Try it: What lines below contain the string "active"? List them all.

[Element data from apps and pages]

┄┄┄┄┄┄┄┄┄┄

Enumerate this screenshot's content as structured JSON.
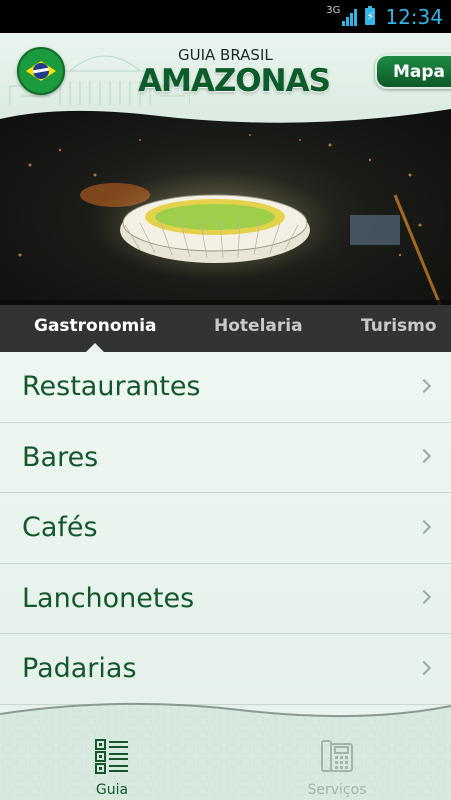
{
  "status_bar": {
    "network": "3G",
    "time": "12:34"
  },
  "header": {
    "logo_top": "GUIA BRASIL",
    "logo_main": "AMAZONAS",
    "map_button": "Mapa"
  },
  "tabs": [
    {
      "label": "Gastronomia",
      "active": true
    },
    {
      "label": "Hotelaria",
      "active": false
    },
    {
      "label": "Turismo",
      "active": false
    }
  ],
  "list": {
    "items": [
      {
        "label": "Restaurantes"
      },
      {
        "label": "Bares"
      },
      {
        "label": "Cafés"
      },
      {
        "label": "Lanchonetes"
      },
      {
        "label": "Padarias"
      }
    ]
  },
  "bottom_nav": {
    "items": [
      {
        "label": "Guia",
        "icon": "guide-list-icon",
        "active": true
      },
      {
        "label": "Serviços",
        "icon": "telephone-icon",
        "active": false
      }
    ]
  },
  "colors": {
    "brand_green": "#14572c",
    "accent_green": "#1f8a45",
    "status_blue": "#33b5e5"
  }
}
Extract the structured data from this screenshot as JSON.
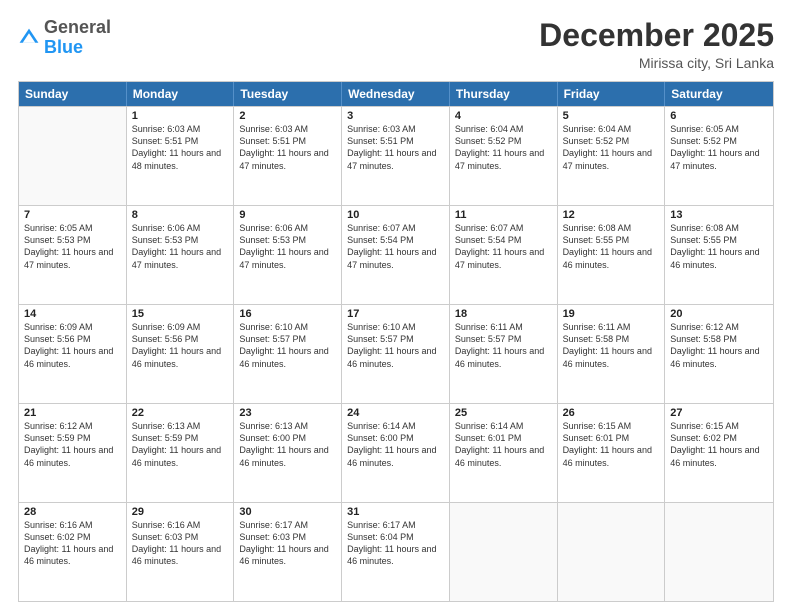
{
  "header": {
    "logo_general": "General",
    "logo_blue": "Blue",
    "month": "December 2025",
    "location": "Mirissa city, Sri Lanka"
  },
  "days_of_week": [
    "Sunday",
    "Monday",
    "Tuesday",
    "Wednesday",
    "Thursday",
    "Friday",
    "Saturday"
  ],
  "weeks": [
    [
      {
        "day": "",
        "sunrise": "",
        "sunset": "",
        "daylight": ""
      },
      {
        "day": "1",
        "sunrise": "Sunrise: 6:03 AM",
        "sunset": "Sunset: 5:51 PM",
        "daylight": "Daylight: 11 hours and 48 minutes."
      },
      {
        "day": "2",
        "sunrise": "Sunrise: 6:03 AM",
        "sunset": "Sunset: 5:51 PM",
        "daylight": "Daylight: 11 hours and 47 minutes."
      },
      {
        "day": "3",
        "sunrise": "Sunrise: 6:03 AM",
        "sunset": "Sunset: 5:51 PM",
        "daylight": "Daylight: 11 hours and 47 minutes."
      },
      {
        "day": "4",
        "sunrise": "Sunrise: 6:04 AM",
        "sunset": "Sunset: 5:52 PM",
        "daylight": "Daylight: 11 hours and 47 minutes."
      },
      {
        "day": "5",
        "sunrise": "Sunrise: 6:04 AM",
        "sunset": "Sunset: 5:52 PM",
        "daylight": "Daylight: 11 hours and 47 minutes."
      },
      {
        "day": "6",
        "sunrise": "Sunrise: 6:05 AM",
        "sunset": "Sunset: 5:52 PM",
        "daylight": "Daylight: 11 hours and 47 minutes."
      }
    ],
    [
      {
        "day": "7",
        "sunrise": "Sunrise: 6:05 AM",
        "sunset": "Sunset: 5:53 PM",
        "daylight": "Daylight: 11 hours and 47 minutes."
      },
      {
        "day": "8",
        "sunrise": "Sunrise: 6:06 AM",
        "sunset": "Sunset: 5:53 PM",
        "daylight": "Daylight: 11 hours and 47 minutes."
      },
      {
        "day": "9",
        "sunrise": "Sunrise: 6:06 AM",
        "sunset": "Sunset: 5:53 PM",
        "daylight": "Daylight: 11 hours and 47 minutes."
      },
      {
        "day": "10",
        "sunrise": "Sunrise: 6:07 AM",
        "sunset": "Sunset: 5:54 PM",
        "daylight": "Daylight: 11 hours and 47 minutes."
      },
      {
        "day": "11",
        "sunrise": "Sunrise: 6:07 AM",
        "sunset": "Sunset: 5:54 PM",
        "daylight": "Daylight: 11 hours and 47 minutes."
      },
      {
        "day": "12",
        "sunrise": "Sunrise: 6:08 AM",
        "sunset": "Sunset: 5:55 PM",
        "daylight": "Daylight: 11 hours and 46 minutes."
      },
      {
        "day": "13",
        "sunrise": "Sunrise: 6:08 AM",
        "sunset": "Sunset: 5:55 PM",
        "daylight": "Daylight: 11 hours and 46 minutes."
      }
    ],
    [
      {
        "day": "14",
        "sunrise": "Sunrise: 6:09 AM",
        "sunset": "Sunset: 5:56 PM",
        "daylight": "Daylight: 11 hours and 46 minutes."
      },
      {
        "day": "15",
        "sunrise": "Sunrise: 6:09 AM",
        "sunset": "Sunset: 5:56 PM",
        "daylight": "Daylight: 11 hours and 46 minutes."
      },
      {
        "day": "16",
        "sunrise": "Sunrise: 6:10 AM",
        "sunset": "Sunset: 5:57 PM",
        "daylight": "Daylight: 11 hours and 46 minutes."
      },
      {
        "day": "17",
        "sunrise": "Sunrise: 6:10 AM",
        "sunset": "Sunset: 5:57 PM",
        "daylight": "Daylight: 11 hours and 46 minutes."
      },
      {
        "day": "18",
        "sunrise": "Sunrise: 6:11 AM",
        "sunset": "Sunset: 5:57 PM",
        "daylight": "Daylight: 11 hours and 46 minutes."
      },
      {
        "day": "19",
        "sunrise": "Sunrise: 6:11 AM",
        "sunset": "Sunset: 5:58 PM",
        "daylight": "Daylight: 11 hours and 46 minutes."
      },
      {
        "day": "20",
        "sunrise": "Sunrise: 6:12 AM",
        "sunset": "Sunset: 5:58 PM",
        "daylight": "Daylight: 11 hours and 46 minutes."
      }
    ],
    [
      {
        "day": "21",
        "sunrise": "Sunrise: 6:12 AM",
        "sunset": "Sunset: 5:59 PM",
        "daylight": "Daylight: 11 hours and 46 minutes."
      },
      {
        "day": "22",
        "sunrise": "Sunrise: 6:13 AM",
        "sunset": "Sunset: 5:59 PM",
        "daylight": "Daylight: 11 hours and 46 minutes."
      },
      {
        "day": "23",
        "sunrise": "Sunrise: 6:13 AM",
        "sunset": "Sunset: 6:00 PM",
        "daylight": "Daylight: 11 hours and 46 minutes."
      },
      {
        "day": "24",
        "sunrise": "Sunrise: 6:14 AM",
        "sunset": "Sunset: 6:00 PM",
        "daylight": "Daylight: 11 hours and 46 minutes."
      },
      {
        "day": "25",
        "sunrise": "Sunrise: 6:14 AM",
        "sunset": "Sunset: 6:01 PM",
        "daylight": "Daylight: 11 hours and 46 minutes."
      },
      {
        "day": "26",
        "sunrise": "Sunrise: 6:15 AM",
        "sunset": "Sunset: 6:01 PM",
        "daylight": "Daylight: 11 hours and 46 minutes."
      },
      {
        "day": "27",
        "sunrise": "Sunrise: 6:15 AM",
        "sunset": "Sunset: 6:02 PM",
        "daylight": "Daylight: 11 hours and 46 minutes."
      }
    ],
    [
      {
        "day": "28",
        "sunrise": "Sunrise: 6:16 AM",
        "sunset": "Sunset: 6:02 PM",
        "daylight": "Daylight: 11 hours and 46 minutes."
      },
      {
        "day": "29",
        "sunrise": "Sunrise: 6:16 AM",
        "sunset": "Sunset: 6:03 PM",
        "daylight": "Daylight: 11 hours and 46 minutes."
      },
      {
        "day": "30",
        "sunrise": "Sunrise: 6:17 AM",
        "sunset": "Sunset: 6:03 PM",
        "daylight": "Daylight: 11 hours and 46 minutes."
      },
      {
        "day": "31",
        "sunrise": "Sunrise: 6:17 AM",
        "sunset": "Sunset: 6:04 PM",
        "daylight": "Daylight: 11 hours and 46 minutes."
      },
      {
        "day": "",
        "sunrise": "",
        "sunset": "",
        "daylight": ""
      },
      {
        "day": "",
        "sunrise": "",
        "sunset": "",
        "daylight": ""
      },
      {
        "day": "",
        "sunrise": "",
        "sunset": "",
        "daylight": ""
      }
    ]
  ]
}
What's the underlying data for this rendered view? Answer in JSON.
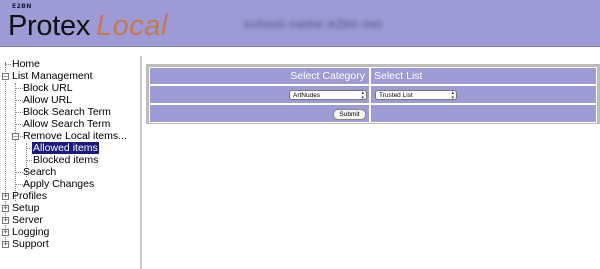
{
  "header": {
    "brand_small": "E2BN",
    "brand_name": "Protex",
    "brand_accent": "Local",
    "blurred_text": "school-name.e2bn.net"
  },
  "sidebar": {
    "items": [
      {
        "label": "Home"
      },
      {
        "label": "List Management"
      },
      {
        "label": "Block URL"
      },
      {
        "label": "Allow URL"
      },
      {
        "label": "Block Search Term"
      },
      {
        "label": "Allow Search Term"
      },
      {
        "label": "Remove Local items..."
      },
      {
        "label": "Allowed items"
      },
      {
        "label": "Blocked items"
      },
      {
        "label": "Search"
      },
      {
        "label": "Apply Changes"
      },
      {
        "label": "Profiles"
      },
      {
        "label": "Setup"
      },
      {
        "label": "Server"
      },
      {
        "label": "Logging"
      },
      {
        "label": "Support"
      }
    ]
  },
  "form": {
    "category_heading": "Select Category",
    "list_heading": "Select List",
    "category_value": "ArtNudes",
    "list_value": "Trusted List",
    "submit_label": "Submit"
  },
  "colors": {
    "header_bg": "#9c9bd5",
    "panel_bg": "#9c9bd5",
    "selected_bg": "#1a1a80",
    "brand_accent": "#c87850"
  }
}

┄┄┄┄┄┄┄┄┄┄

Answer box:
      "active": true
      "active": false
      "active": false
        "active": true
        "active": false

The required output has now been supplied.